Read more.

Alexis Madrigal Responds to Harper’s Publisher John MacArthur’s Screed Against Online Journalism

Long before I wrote stories for magazines, I read a magazine called Harper’s. It was smart and weird and I felt like I found things there that I couldn’t find elsewhere. Wonderful editors worked for Harper’s like Clara Jeffery and Bill Wasik and Paul Ford. They brought thinkers like the now-famous David Graeber to my attention years before anybody else. 

Dining in fluorescent-lit discomfort with my scrappy friends, we wondered why such a wonderful place refused to be a part of what we knew to be the flourishing intellectual domain known as The Internet. Now, thanks to a curmudgeonly op-ed from Harper’s publisher John MacArthur, we know why: one time, when he and Lewis Lapham were dining in San Francisco near the height of the Internet bubble, someone used a word (platform) to describe something he didn’t understand, and he’s been deadset against such “Internet con men” ever since. 

So, Jeffery left to run Mother Jones, which has used digital savvy to put itself back near the heart of the nation’s political conversations, and Wasik now works for WiredPaul Ford makes things on the Internet and writes beautiful pieces about technology. And Harper’s, well, they steadfastly refused to put their stories on the Internet, despite the “young people” who tried in vain to change their publisher’s heart. “The Internet, I told them, wasn’t much more than a gigantic Xerox machine,” he brags. (The Xerox machine, I would tell him, wasn’t much more than a fast printing press.) […]

I do respect one thing about MacArthur’s op-ed: he does truly value writers and their writing.
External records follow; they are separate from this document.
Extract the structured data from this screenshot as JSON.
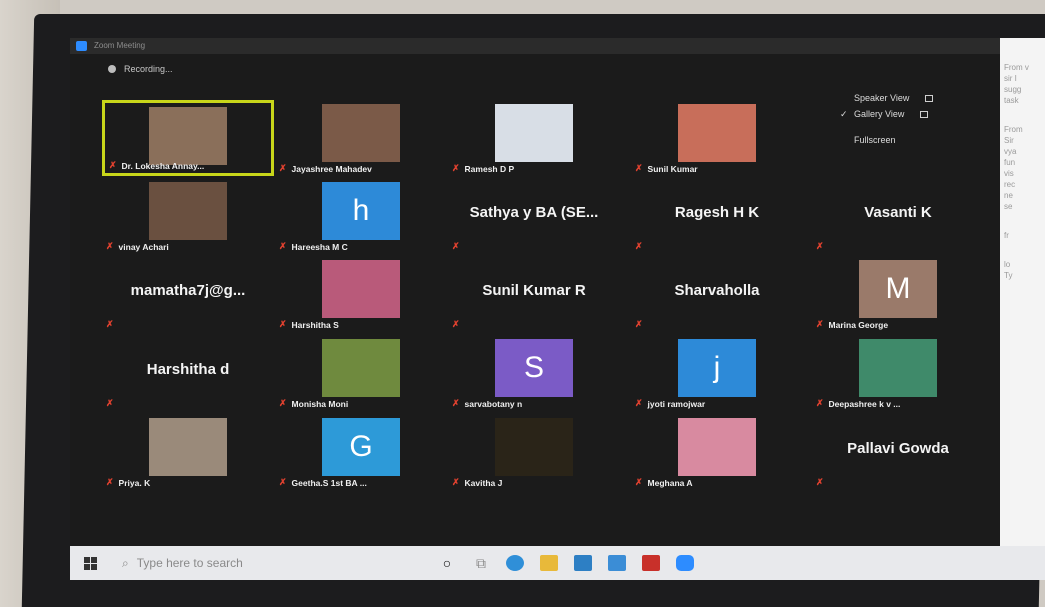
{
  "window": {
    "title": "Zoom Meeting"
  },
  "status": {
    "recording": "Recording..."
  },
  "view_menu": {
    "speaker_view": "Speaker View",
    "gallery_view": "Gallery View",
    "fullscreen": "Fullscreen"
  },
  "participants": [
    {
      "name": "Dr. Lokesha Annay...",
      "kind": "photo",
      "color": "#8a6f5a",
      "active": true
    },
    {
      "name": "Jayashree Mahadev",
      "kind": "photo",
      "color": "#7b5a48"
    },
    {
      "name": "Ramesh D P",
      "kind": "photo",
      "color": "#d8dee6"
    },
    {
      "name": "Sunil Kumar",
      "kind": "photo",
      "color": "#c86e5a"
    },
    {
      "name": "",
      "kind": "blank"
    },
    {
      "name": "vinay Achari",
      "kind": "photo",
      "color": "#6a5040"
    },
    {
      "name": "Hareesha M C",
      "kind": "avatar",
      "letter": "h",
      "color": "#2d8ad8"
    },
    {
      "name": "Sathya y BA (SE...",
      "kind": "text"
    },
    {
      "name": "Ragesh H K",
      "kind": "text"
    },
    {
      "name": "Vasanti K",
      "kind": "text"
    },
    {
      "name": "mamatha7j@g...",
      "kind": "text"
    },
    {
      "name": "Harshitha S",
      "kind": "photo",
      "color": "#b95a7a"
    },
    {
      "name": "Sunil Kumar R",
      "kind": "text"
    },
    {
      "name": "Sharvaholla",
      "kind": "text"
    },
    {
      "name": "Marina George",
      "kind": "avatar",
      "letter": "M",
      "color": "#9a7a6a"
    },
    {
      "name": "Harshitha d",
      "kind": "text"
    },
    {
      "name": "Monisha Moni",
      "kind": "photo",
      "color": "#6f8a3e"
    },
    {
      "name": "sarvabotany n",
      "kind": "avatar",
      "letter": "S",
      "color": "#7b5bc6"
    },
    {
      "name": "jyoti ramojwar",
      "kind": "avatar",
      "letter": "j",
      "color": "#2d8ad8"
    },
    {
      "name": "Deepashree k v ...",
      "kind": "photo",
      "color": "#3f8a6a"
    },
    {
      "name": "Priya. K",
      "kind": "photo",
      "color": "#9a8a7a"
    },
    {
      "name": "Geetha.S 1st BA ...",
      "kind": "avatar",
      "letter": "G",
      "color": "#2d9ad8"
    },
    {
      "name": "Kavitha J",
      "kind": "photo",
      "color": "#2a2418"
    },
    {
      "name": "Meghana A",
      "kind": "photo",
      "color": "#d88aa0"
    },
    {
      "name": "Pallavi Gowda",
      "kind": "text"
    }
  ],
  "chat_panel": {
    "lines": [
      "From v",
      "sir I",
      "sugg",
      "task",
      "From",
      "Sir",
      "vya",
      "fun",
      "vis",
      "rec",
      "ne",
      "se",
      "fr",
      "lo",
      "Ty"
    ]
  },
  "taskbar": {
    "search_placeholder": "Type here to search",
    "apps": [
      "cortana",
      "task-view",
      "edge",
      "file-explorer",
      "mail",
      "store",
      "mcafee",
      "zoom"
    ]
  }
}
We agree there. But it is *precisely* because I value my writing that I want it to be online and free. I don’t write merely to rub two pennies together; I write because I want to have an impact in the world. I want to work with my community to break stories and tell jokes, to highlight injustice and find better ways of solving problems. That means reaching readers where they are. People’s lives aren’t divided into “offline life” and “online life,” even if we’d like to pretend that’s the case. People on Capitol Hill use the Internet. People on Main Street use the Internet. People on Wall Street use the Internet. The Internet is where the action is: it’s where all the elegant, dirty, pretty, lowbrow, brilliant ideas come together to commingle and evolve. 

Read more.

4:27pm
  
Filed under: Tech Journalism Internet Longreads 
  1. tikistitch reblogged this from senoritafish
  2. thisworldofwoe reblogged this from theatlantic
  3. senoritafish reblogged this from jasonweinberger
  4. pablojavier reblogged this from jasonweinberger
  5. jasonweinberger reblogged this from theatlantic
  6. wizardblue reblogged this from theatlantic
  7. anikamyerspalm reblogged this from theatlantic
  8. thenelsontwins reblogged this from theatlantic and added:
    My favorite magazine is old school.
  9. cbfbg reblogged this from theatlantic and added:
    right on the money
  10. nusca reblogged this from theatlantic
  11. idyllgossip reblogged this from theatlantic
  12. luckyducky reblogged this from theatlantic
  13. papergotback reblogged this from theatlantic
  14. ljdigital reblogged this from theatlantic
  15. singulus reblogged this from theatlantic and added:
    'On Interactivity & Persuasion … "There is something about Online Relationships which leads some to insist that there is...